I really enjoyed your article. I found myself nodding a lot, especially at the part where you pointed out that when we're doing OK socially, it's due to a monumental effort. However, I do have one nit-pick: not all of us are the logical, unemotional type. Far from it. Actually, I've always had immense difficulty controlling my emotions because they were so strong that I didn't know what to do with myself. They just all came bursting out at odd, or as NTs would say, "inappropriate" moments. Even when I'm around other Aspies, I feel like a bit of a minority within a minority: an intuitive, touchy-feely artistic type among staunch literalists who like comic books and quantum physics. One thing that I do have in common with just about every other Aspie, though, is my lifelong struggle to understand the waxing and waning of social activity: it hurts my head. There's simply too much trivial detail to keep track of when I'd rather be spending my time alone at home writing music. Regardless of specific interests, what we all have in common is the aut- in autism; it is the same aut- as in the word auto, which refers to the self. So autism is really self-ism, or being lost in your own head. But I enjoy my inner universe. :-)

Zuckerberg may or may not be

Zuckerberg may or may not be autistic, but the portrayal of him in "The Social Network" is a very good example of the social difficulties faced by many "arrogant little professors," as Asperger characterized Aspies. Remember the scene where Zuckerberg and his girlfriend break up? I think that is a far more accurate reflection of Aspergian social difficulties than those seen in a movie like "Adam." Does that mean all Aspies behave like Zuckerberg? Of course not, but I've know MANY who do. I want people to know that it is impossible to accurately represent the entire autism spectrum because we are all individuals with unique challenges and abilities.Thanks, John Scott Holman


Autism stereotypes are dead.

It needs to be said "The Social Network" is just one more example of an autism caricature as well. There is no telling if Mark Zuckerberg is autistic, and there are clearly not millions of Mark Zuckerbergs walking around.On that subject, it doesn't matter if he is. When people didn't know what autism was, a bunch of comparisons to Einstein/Newton/Bill Gates/whoever helped raise awareness. These arrogant comparisons have outlived their use. It does not matter if insert-celebrity-here has Asperger's-- we get the idea.The biggest awareness tool we have now is, like John is doing, putting a real face on autism. The acceptance of autism can be advanced by communicating with people and telling them what the world is like for you: "No, I'm not like Einstein. (Do I look like an Einstein?) Actually, life is kind of like this for me..." And the real bonus points: "What is it like for you as a neurotypical?"
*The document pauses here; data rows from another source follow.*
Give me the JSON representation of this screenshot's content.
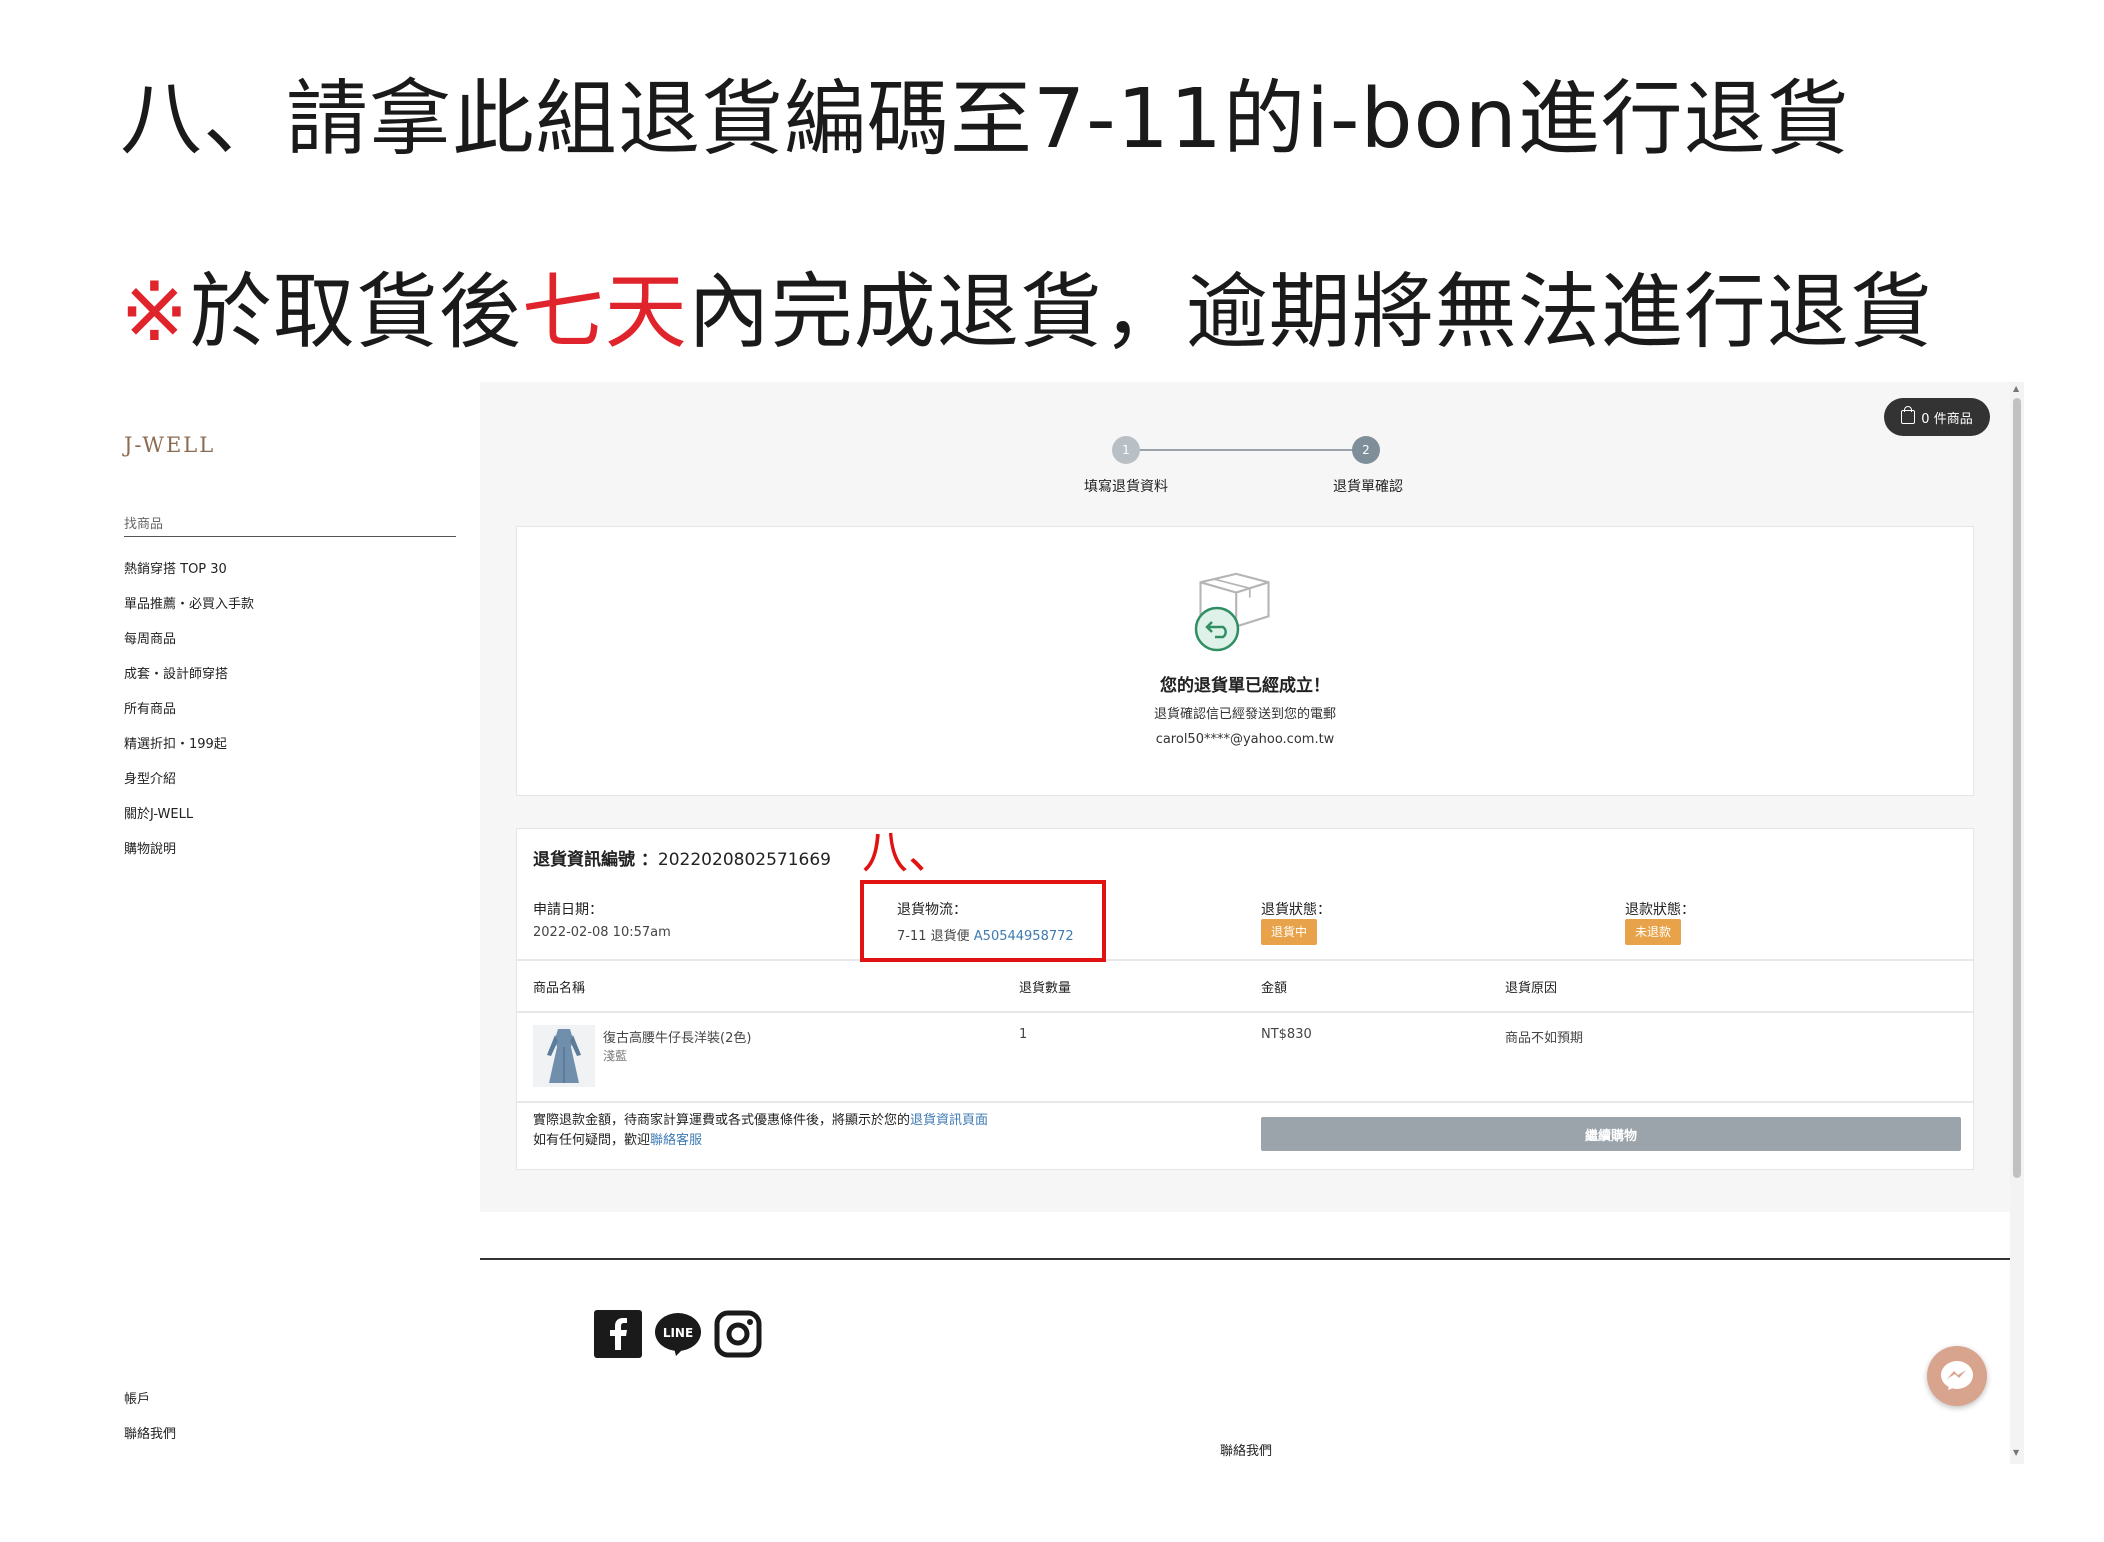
{
  "slide": {
    "title": "八、請拿此組退貨編碼至7-11的i-bon進行退貨",
    "note_mark": "※",
    "note_part1": "於取貨後",
    "note_highlight": "七天",
    "note_part2": "內完成退貨，逾期將無法進行退貨",
    "annotation_label": "八、"
  },
  "sidebar": {
    "brand": "J-WELL",
    "search_placeholder": "找商品",
    "nav": [
      "熱銷穿搭 TOP 30",
      "單品推薦・必買入手款",
      "每周商品",
      "成套・設計師穿搭",
      "所有商品",
      "精選折扣・199起",
      "身型介紹",
      "關於J-WELL",
      "購物說明"
    ],
    "footer_links": [
      "帳戶",
      "聯絡我們"
    ]
  },
  "header": {
    "cart_label": "0 件商品"
  },
  "steps": [
    {
      "number": "1",
      "label": "填寫退貨資料"
    },
    {
      "number": "2",
      "label": "退貨單確認"
    }
  ],
  "success": {
    "title": "您的退貨單已經成立！",
    "subtitle": "退貨確認信已經發送到您的電郵",
    "email": "carol50****@yahoo.com.tw"
  },
  "detail": {
    "heading_label": "退貨資訊編號 ：",
    "return_number": "2022020802571669",
    "apply_date_label": "申請日期：",
    "apply_date": "2022-02-08 10:57am",
    "logistics_label": "退貨物流：",
    "logistics_carrier": "7-11 退貨便",
    "logistics_code": "A50544958772",
    "status_label": "退貨狀態：",
    "status_value": "退貨中",
    "refund_label": "退款狀態：",
    "refund_value": "未退款",
    "columns": [
      "商品名稱",
      "退貨數量",
      "金額",
      "退貨原因"
    ],
    "item": {
      "name": "復古高腰牛仔長洋裝(2色)",
      "variant": "淺藍",
      "quantity": "1",
      "amount": "NT$830",
      "reason": "商品不如預期"
    },
    "footnote_1": "實際退款金額，待商家計算運費或各式優惠條件後，將顯示於您的",
    "footnote_1_link": "退貨資訊頁面",
    "footnote_2": "如有任何疑問，歡迎",
    "footnote_2_link": "聯絡客服",
    "continue_label": "繼續購物"
  },
  "footer": {
    "contact_label": "聯絡我們",
    "social": [
      "facebook-icon",
      "line-icon",
      "instagram-icon"
    ]
  },
  "colors": {
    "accent_red": "#e01212",
    "badge_orange": "#e8a34a",
    "link_blue": "#3e7ab3",
    "brand_brown": "#8b6b52"
  }
}
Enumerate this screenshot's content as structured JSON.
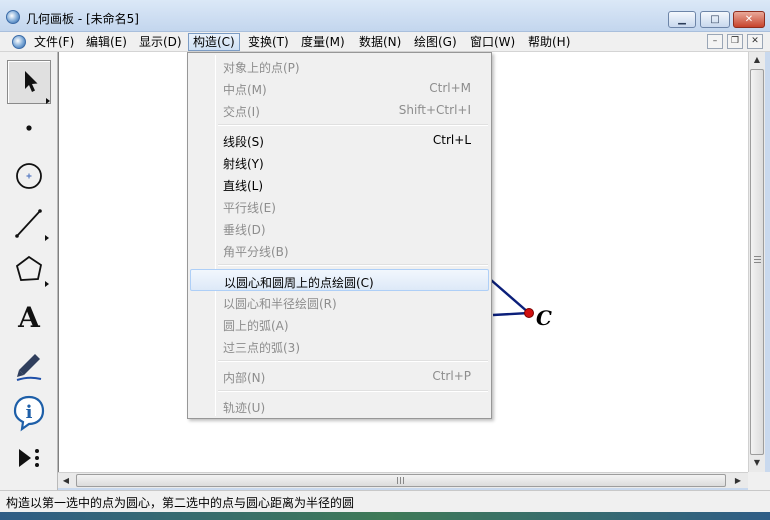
{
  "window": {
    "title": "几何画板 - [未命名5]",
    "controls": {
      "minimize": "▁",
      "maximize": "□",
      "close": "✕"
    }
  },
  "menubar": {
    "items": [
      {
        "label": "文件(F)"
      },
      {
        "label": "编辑(E)"
      },
      {
        "label": "显示(D)"
      },
      {
        "label": "构造(C)"
      },
      {
        "label": "变换(T)"
      },
      {
        "label": "度量(M)"
      },
      {
        "label": "数据(N)"
      },
      {
        "label": "绘图(G)"
      },
      {
        "label": "窗口(W)"
      },
      {
        "label": "帮助(H)"
      }
    ],
    "active_index": 3,
    "mdi_controls": {
      "minimize": "–",
      "restore": "❐",
      "close": "✕"
    }
  },
  "construct_menu": {
    "items": [
      {
        "label": "对象上的点(P)",
        "shortcut": "",
        "enabled": false
      },
      {
        "label": "中点(M)",
        "shortcut": "Ctrl+M",
        "enabled": false
      },
      {
        "label": "交点(I)",
        "shortcut": "Shift+Ctrl+I",
        "enabled": false
      },
      {
        "label": "线段(S)",
        "shortcut": "Ctrl+L",
        "enabled": true
      },
      {
        "label": "射线(Y)",
        "shortcut": "",
        "enabled": true
      },
      {
        "label": "直线(L)",
        "shortcut": "",
        "enabled": true
      },
      {
        "label": "平行线(E)",
        "shortcut": "",
        "enabled": false
      },
      {
        "label": "垂线(D)",
        "shortcut": "",
        "enabled": false
      },
      {
        "label": "角平分线(B)",
        "shortcut": "",
        "enabled": false
      },
      {
        "label": "以圆心和圆周上的点绘圆(C)",
        "shortcut": "",
        "enabled": true,
        "highlighted": true
      },
      {
        "label": "以圆心和半径绘圆(R)",
        "shortcut": "",
        "enabled": false
      },
      {
        "label": "圆上的弧(A)",
        "shortcut": "",
        "enabled": false
      },
      {
        "label": "过三点的弧(3)",
        "shortcut": "",
        "enabled": false
      },
      {
        "label": "内部(N)",
        "shortcut": "Ctrl+P",
        "enabled": false
      },
      {
        "label": "轨迹(U)",
        "shortcut": "",
        "enabled": false
      }
    ]
  },
  "toolbox": {
    "tools": [
      {
        "icon": "arrow-select-tool-icon",
        "active": true
      },
      {
        "icon": "point-tool-icon"
      },
      {
        "icon": "compass-tool-icon"
      },
      {
        "icon": "straightedge-tool-icon"
      },
      {
        "icon": "polygon-tool-icon"
      },
      {
        "icon": "text-tool-icon",
        "glyph": "A"
      },
      {
        "icon": "marker-tool-icon"
      },
      {
        "icon": "information-tool-icon",
        "glyph": "i"
      },
      {
        "icon": "custom-tools-icon"
      }
    ]
  },
  "canvas": {
    "point_label": "C",
    "colors": {
      "segment": "#0b1f7a",
      "point": "#d01010"
    }
  },
  "statusbar": {
    "text": "构造以第一选中的点为圆心，第二选中的点与圆心距离为半径的圆"
  }
}
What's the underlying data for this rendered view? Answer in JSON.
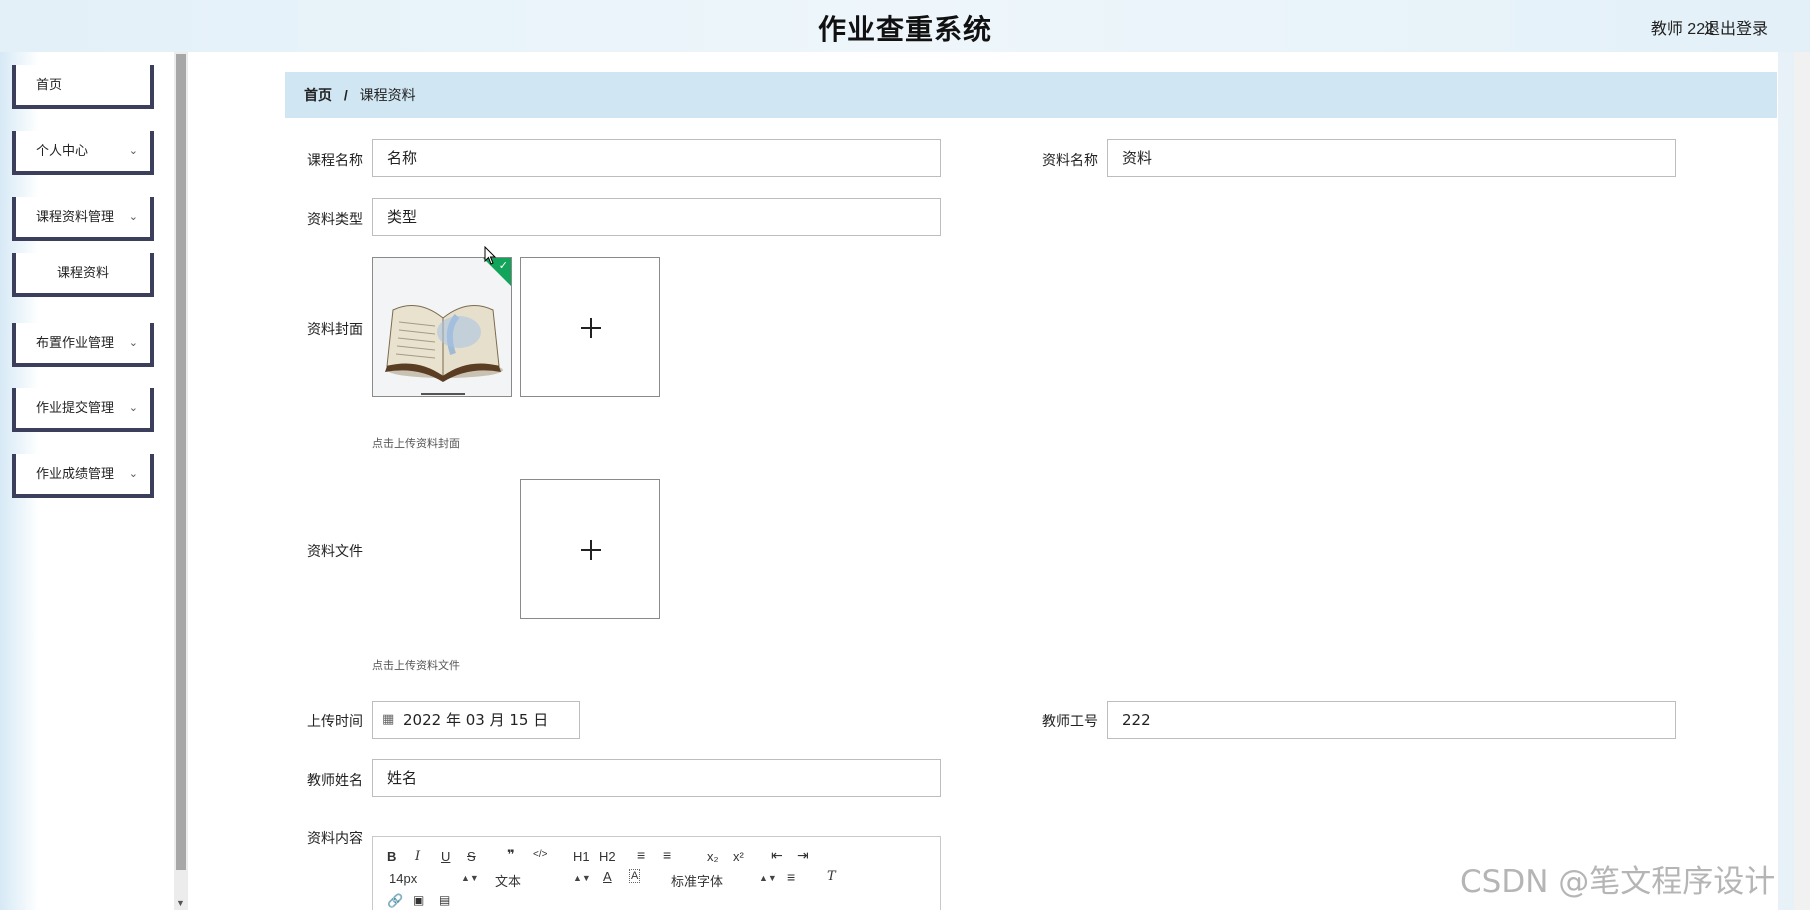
{
  "header": {
    "title": "作业查重系统",
    "user": "教师 222",
    "logout": "退出登录"
  },
  "sidebar": {
    "items": [
      {
        "label": "首页"
      },
      {
        "label": "个人中心",
        "chevron": "chevron-down-icon"
      },
      {
        "label": "课程资料管理",
        "chevron": "chevron-down-icon"
      },
      {
        "label": "课程资料"
      },
      {
        "label": "布置作业管理",
        "chevron": "chevron-down-icon"
      },
      {
        "label": "作业提交管理",
        "chevron": "chevron-down-icon"
      },
      {
        "label": "作业成绩管理",
        "chevron": "chevron-down-icon"
      }
    ]
  },
  "breadcrumb": {
    "home": "首页",
    "separator": "/",
    "current": "课程资料"
  },
  "form": {
    "course_name": {
      "label": "课程名称",
      "value": "名称"
    },
    "material_name": {
      "label": "资料名称",
      "value": "资料"
    },
    "material_type": {
      "label": "资料类型",
      "value": "类型"
    },
    "cover": {
      "label": "资料封面",
      "hint": "点击上传资料封面"
    },
    "file": {
      "label": "资料文件",
      "hint": "点击上传资料文件"
    },
    "upload_time": {
      "label": "上传时间",
      "value": "2022 年 03 月 15 日"
    },
    "teacher_id": {
      "label": "教师工号",
      "value": "222"
    },
    "teacher_name": {
      "label": "教师姓名",
      "value": "姓名"
    },
    "content": {
      "label": "资料内容"
    }
  },
  "editor": {
    "font_size": "14px",
    "paragraph": "文本",
    "font_family": "标准字体",
    "buttons": [
      "B",
      "I",
      "U",
      "S",
      "❞",
      "</>",
      "H1",
      "H2",
      "x₂",
      "x²"
    ]
  },
  "watermark": "CSDN @笔文程序设计",
  "colors": {
    "breadcrumb_bg": "#d0e6f3",
    "menu_border": "#3b3f5c",
    "upload_success": "#13a45b"
  }
}
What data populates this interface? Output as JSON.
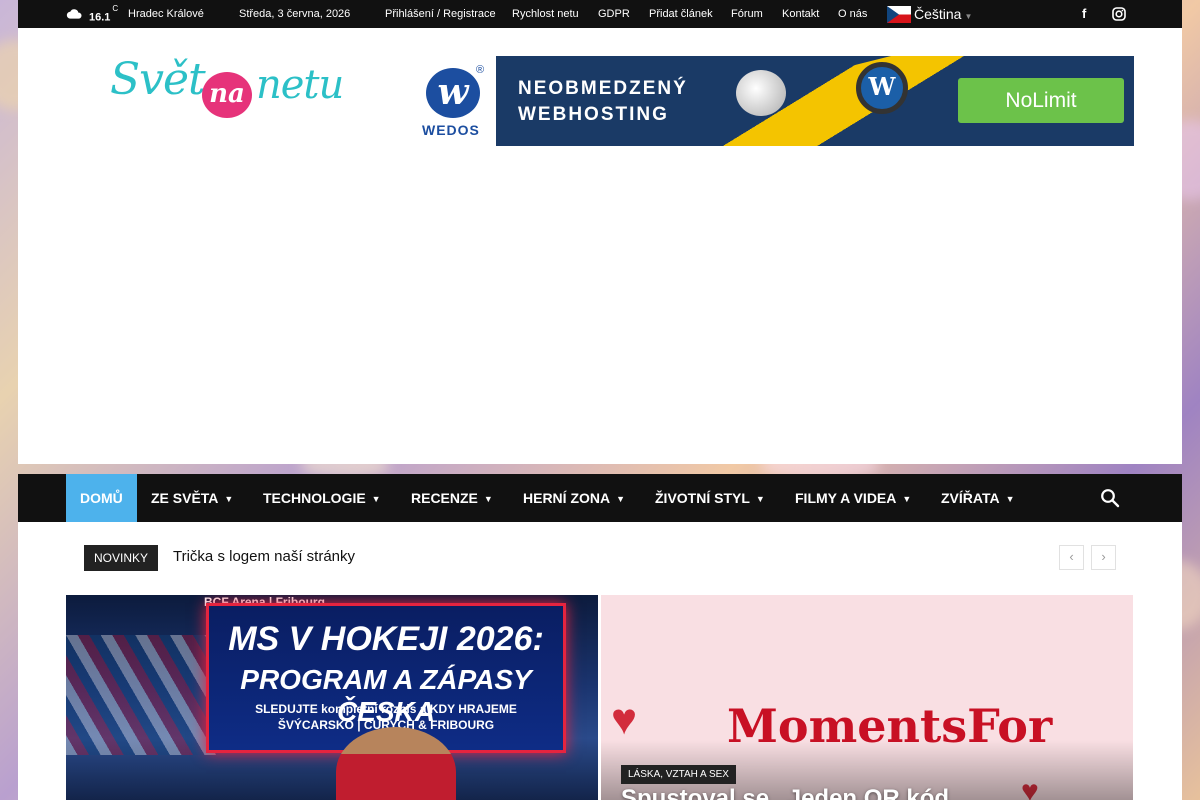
{
  "topbar": {
    "temperature": "16.1",
    "unit": "C",
    "city": "Hradec Králové",
    "date": "Středa, 3 června, 2026",
    "links": [
      "Přihlášení / Registrace",
      "Rychlost netu",
      "GDPR",
      "Přidat článek",
      "Fórum",
      "Kontakt",
      "O nás"
    ],
    "language": "Čeština",
    "icons": [
      "cloud-icon",
      "czech-flag-icon",
      "facebook-icon",
      "instagram-icon"
    ]
  },
  "logo": {
    "part1": "Svět",
    "part2": "na",
    "part3": "netu"
  },
  "banner": {
    "brand": "WEDOS",
    "reg": "®",
    "line1": "NEOBMEDZENÝ",
    "line2": "WEBHOSTING",
    "cta": "NoLimit",
    "accent": "#6cc24a"
  },
  "nav": {
    "items": [
      "DOMŮ",
      "ZE SVĚTA",
      "TECHNOLOGIE",
      "RECENZE",
      "HERNÍ ZONA",
      "ŽIVOTNÍ STYL",
      "FILMY A VIDEA",
      "ZVÍŘATA"
    ],
    "active_color": "#4db2ec"
  },
  "ticker": {
    "label": "NOVINKY",
    "text": "Trička s logem naší stránky",
    "prev": "‹",
    "next": "›"
  },
  "featured": [
    {
      "arena": "BCF Arena | Fribourg",
      "line1": "MS V HOKEJI 2026:",
      "line2": "PROGRAM A ZÁPASY ČESKA",
      "line3": "SLEDUJTE kompletní rozpis a KDY HRAJEME",
      "line4": "ŠVÝCARSKO | CURYCH & FRIBOURG"
    },
    {
      "image_text": "MomentsFor",
      "category": "LÁSKA, VZTAH A SEX",
      "title": "Spustoval se „Jeden QR kód"
    }
  ]
}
Read carefully

He just quoted him, didn't say he was autistic. Not everything about Einstein was brilliant. He was bad at math and didn't know how to relate to others. He was a great theorist but I wouldn't say he was the best physicist. Alot of physisticts have had Asperger-like characteristics it's hard not to categorise them. Even physicists today give off that impression. By the way I disagree with that quote.  


Where exactly did the author

Where exactly did the author mention that Einstein was autistic. I don't see that once.  He did say they can't all be savants. You should reread the article. I think you missed the point.



"Can you explain autism simply, without resorting to Rain Man comparisons?"Can you explain Asperger's syndrome without mentioning Einstein? We're not all brilliant scientists I'll have you know.